David Rockefeller was born in New York City in 1915, the youngest child of John D. Rockefeller, Jr. and Abby Aldrich Rockefeller. He graduated from Harvard College in 1936 and earned a Ph.D. in Economics in 1940 from the University of Chicago. He served with the U.S. Army in North Africa and France during World War II. David joined the Chase National Bank in 1946 and rose through the ranks to become chairman and chief executive officer of the Chase Manhattan Bank in 1969. He retired in 1981.
Under David’s leadership, Chase expanded its international presence and operations, modernized its management and facilities, and implemented innovative programs – an art collection, community outreach, minority hiring, and a philanthropic foundation – which made the bank a leader in corporate social responsibility and set the standard for the American business community. David’s concerns as a banker and businessman reflected his schooling in the Rockefeller philanthropic tradition: a focus on fundamental problems, meticulous attention to detail, and a preference for collaborative action with others. These ideals also guided his private philanthropy. David assumed a leadership role in many institutions founded by his grandfather and parents, especially The Rockefeller University and the Museum of Modern Art, and also at the Rockefeller Brothers Fund, which he and his brothers had created in 1940.
David served as the chairman of the Council on Foreign Relations, The Americas Society/Council of the Americas, the Trilateral Commission, and the Partnership for New York City. David founded the Stone Barns Center for Food and Agriculture in recognition of his wife Peggy’s deep interest in the future of American Agriculture, and he helped to establish the David Rockefeller Center for Latin American Studies, an innovative university-wide initiative at Harvard University.

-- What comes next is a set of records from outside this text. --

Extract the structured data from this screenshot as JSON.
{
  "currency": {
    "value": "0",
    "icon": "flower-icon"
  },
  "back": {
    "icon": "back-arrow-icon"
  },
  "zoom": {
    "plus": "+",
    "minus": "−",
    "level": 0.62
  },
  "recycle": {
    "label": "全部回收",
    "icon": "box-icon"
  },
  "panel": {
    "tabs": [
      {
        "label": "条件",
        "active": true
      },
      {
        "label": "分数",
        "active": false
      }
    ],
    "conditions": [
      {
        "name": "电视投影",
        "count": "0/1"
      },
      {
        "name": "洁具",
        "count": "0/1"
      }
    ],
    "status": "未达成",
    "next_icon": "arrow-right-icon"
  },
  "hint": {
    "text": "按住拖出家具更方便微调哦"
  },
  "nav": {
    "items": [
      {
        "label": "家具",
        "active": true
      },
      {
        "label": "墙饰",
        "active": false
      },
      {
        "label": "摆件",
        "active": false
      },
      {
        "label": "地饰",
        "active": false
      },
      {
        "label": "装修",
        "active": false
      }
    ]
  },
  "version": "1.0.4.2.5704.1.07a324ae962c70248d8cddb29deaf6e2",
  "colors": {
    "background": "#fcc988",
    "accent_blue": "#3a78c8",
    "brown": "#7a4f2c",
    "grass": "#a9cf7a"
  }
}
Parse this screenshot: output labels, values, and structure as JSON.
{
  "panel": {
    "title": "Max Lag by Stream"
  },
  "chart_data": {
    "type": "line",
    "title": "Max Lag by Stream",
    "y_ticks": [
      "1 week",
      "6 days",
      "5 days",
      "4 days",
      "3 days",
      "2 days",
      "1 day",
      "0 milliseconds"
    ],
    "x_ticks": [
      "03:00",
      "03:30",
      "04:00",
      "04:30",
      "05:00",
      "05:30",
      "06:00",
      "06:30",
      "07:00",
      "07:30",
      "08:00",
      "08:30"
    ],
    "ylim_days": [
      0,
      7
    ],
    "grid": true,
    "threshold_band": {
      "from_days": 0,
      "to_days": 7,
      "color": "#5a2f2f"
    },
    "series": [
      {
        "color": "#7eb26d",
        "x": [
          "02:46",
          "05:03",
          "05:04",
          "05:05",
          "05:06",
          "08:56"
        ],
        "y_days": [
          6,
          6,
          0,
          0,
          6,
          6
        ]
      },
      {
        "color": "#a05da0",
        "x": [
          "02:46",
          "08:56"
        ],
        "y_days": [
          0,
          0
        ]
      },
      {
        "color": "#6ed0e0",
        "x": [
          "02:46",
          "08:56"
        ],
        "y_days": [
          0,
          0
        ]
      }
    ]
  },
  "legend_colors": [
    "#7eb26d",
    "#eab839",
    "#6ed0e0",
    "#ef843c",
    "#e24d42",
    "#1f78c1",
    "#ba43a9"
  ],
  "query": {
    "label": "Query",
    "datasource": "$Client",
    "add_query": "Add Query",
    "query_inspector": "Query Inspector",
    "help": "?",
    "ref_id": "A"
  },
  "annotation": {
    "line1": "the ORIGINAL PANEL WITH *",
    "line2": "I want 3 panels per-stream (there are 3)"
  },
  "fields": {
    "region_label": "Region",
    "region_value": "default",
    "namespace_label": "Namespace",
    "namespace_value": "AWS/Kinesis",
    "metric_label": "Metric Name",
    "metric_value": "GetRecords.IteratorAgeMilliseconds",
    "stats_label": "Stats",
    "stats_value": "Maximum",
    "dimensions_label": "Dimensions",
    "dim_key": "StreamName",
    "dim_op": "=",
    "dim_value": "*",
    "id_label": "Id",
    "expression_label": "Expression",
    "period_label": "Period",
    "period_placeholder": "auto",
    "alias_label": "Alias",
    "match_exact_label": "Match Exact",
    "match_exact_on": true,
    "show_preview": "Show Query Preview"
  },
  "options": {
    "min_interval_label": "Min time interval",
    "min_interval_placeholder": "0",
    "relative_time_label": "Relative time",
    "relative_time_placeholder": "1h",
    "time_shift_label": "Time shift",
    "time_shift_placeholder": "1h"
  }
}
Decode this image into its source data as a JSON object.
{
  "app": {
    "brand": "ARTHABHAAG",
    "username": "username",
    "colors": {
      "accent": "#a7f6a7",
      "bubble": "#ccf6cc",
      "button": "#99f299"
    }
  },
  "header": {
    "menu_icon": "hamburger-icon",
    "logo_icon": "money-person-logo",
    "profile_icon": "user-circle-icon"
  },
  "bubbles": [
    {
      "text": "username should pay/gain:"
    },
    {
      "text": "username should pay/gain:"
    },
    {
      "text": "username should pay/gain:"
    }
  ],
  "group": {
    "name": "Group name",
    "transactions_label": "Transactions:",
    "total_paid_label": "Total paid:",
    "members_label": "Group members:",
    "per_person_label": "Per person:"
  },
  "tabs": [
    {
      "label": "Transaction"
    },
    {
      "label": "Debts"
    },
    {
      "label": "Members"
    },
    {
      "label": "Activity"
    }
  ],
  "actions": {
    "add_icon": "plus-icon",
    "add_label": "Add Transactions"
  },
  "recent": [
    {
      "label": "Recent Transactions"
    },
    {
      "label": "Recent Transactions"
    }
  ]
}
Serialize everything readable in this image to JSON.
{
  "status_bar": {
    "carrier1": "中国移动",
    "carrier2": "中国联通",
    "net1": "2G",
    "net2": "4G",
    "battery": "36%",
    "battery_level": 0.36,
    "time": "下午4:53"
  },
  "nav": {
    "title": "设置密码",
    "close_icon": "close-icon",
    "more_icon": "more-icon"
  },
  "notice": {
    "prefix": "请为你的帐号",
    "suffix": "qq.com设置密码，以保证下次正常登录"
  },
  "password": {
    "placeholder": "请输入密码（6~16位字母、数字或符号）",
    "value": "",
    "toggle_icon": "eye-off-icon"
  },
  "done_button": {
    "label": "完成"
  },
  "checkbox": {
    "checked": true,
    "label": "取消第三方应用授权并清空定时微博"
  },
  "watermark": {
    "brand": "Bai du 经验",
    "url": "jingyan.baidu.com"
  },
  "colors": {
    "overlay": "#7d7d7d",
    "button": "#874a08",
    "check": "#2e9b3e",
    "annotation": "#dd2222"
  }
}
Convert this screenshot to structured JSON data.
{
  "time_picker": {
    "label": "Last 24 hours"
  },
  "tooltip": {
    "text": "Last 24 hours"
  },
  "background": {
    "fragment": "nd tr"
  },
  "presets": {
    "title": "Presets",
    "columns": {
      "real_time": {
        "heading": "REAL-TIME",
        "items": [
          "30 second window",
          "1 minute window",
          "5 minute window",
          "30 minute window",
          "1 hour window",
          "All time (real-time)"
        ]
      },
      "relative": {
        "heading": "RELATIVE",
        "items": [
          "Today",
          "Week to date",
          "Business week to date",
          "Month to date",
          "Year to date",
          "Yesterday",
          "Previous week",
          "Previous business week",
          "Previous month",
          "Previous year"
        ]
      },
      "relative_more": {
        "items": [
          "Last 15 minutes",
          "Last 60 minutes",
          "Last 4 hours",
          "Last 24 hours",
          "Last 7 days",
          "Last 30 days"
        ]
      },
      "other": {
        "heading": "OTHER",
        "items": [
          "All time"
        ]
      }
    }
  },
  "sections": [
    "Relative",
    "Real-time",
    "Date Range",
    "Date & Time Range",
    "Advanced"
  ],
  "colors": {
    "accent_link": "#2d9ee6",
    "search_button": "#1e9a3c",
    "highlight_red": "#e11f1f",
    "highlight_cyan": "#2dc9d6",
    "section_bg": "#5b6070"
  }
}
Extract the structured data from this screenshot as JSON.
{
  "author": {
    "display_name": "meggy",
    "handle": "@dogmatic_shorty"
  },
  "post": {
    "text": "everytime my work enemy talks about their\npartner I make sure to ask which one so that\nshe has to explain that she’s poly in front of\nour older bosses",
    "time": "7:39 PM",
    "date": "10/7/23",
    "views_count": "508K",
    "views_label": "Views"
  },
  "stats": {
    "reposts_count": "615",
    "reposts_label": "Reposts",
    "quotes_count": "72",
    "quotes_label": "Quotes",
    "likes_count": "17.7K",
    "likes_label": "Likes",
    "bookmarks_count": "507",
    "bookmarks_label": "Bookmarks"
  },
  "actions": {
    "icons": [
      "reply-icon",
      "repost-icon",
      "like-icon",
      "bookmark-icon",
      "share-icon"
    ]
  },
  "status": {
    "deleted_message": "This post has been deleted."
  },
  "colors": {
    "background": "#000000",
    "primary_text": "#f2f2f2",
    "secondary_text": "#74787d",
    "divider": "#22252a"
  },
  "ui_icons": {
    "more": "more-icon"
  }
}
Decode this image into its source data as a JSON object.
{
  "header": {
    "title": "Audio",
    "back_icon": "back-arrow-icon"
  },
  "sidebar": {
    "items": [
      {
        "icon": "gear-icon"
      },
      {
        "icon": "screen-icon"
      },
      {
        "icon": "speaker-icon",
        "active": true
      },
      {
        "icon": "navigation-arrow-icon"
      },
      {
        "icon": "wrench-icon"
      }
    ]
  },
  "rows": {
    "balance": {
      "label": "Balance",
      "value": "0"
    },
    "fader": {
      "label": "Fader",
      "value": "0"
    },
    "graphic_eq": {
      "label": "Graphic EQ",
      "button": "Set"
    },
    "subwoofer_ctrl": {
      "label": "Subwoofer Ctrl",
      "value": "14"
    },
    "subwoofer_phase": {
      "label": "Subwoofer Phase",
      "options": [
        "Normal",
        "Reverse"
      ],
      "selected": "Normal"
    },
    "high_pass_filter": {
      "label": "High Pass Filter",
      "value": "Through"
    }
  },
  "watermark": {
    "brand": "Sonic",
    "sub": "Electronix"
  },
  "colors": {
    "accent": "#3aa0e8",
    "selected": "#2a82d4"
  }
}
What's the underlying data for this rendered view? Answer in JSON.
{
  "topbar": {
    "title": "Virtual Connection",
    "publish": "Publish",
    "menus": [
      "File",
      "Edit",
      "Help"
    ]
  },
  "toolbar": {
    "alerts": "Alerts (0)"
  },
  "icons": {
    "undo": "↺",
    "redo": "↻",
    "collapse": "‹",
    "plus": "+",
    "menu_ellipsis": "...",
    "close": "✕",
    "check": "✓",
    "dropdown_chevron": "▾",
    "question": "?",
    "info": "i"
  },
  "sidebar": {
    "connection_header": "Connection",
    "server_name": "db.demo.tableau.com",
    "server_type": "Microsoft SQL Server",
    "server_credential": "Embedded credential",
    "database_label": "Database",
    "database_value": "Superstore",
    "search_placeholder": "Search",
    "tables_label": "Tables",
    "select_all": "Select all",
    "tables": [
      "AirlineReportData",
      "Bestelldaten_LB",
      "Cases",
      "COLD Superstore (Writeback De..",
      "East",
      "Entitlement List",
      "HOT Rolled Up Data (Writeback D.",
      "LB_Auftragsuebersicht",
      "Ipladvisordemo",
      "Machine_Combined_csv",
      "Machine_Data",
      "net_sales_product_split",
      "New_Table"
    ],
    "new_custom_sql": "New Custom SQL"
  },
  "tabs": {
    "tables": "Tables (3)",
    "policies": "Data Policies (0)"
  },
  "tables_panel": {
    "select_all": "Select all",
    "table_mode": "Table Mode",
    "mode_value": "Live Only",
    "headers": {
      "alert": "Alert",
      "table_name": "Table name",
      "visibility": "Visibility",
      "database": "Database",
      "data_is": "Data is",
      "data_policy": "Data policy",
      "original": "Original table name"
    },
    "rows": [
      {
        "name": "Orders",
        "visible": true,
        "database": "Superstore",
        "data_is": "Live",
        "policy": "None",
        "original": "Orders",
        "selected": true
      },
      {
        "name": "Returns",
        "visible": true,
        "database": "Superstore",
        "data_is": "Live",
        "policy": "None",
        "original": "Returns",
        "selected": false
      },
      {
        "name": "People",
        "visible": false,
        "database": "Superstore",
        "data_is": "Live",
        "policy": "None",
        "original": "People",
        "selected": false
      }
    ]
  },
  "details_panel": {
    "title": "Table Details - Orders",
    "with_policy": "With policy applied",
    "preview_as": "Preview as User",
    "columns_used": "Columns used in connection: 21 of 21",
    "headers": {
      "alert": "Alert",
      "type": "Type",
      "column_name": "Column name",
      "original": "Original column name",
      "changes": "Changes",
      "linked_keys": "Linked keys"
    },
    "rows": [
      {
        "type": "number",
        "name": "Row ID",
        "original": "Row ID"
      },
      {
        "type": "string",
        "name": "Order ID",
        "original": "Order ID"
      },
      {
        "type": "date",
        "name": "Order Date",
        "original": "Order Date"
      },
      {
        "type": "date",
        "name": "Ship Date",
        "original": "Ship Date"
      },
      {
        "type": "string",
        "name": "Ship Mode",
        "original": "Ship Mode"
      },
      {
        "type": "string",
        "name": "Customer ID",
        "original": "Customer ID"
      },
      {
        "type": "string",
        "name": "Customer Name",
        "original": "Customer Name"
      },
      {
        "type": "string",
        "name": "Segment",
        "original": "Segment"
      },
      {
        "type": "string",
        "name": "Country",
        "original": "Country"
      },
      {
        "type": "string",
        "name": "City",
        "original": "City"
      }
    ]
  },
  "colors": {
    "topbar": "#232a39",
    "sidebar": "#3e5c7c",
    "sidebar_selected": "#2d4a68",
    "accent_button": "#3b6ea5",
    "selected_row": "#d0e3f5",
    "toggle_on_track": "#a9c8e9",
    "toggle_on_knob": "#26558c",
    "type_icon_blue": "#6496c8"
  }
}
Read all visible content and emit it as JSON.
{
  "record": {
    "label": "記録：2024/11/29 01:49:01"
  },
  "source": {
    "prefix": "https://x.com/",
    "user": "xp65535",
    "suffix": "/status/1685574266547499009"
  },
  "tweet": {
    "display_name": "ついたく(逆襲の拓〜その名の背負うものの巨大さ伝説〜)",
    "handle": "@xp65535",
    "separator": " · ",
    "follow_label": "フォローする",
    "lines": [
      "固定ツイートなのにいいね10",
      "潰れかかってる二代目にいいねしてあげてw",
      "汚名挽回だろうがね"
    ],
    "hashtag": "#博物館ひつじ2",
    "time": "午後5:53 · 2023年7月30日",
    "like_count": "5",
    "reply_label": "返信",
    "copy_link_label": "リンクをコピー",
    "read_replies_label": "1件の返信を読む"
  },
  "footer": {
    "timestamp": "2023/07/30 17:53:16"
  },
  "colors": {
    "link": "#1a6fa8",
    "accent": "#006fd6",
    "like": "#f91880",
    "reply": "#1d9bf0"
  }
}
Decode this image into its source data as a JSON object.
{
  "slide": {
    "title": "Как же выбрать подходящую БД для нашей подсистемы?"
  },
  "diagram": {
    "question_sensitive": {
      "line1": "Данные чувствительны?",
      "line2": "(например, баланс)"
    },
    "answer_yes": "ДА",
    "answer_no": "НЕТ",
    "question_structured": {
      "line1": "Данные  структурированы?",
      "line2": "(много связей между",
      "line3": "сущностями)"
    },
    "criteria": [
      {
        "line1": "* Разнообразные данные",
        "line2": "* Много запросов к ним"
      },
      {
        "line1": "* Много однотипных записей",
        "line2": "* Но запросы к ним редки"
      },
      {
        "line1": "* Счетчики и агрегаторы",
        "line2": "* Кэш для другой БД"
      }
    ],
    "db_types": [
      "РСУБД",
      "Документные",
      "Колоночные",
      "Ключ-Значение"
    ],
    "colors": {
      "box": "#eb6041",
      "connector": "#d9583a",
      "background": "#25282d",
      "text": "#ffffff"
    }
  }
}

David has four daughters and two sons, ten grandchildren, and four great-grandchildren. His wife of 55 years, the former Margaret McGrath, died in March 1996.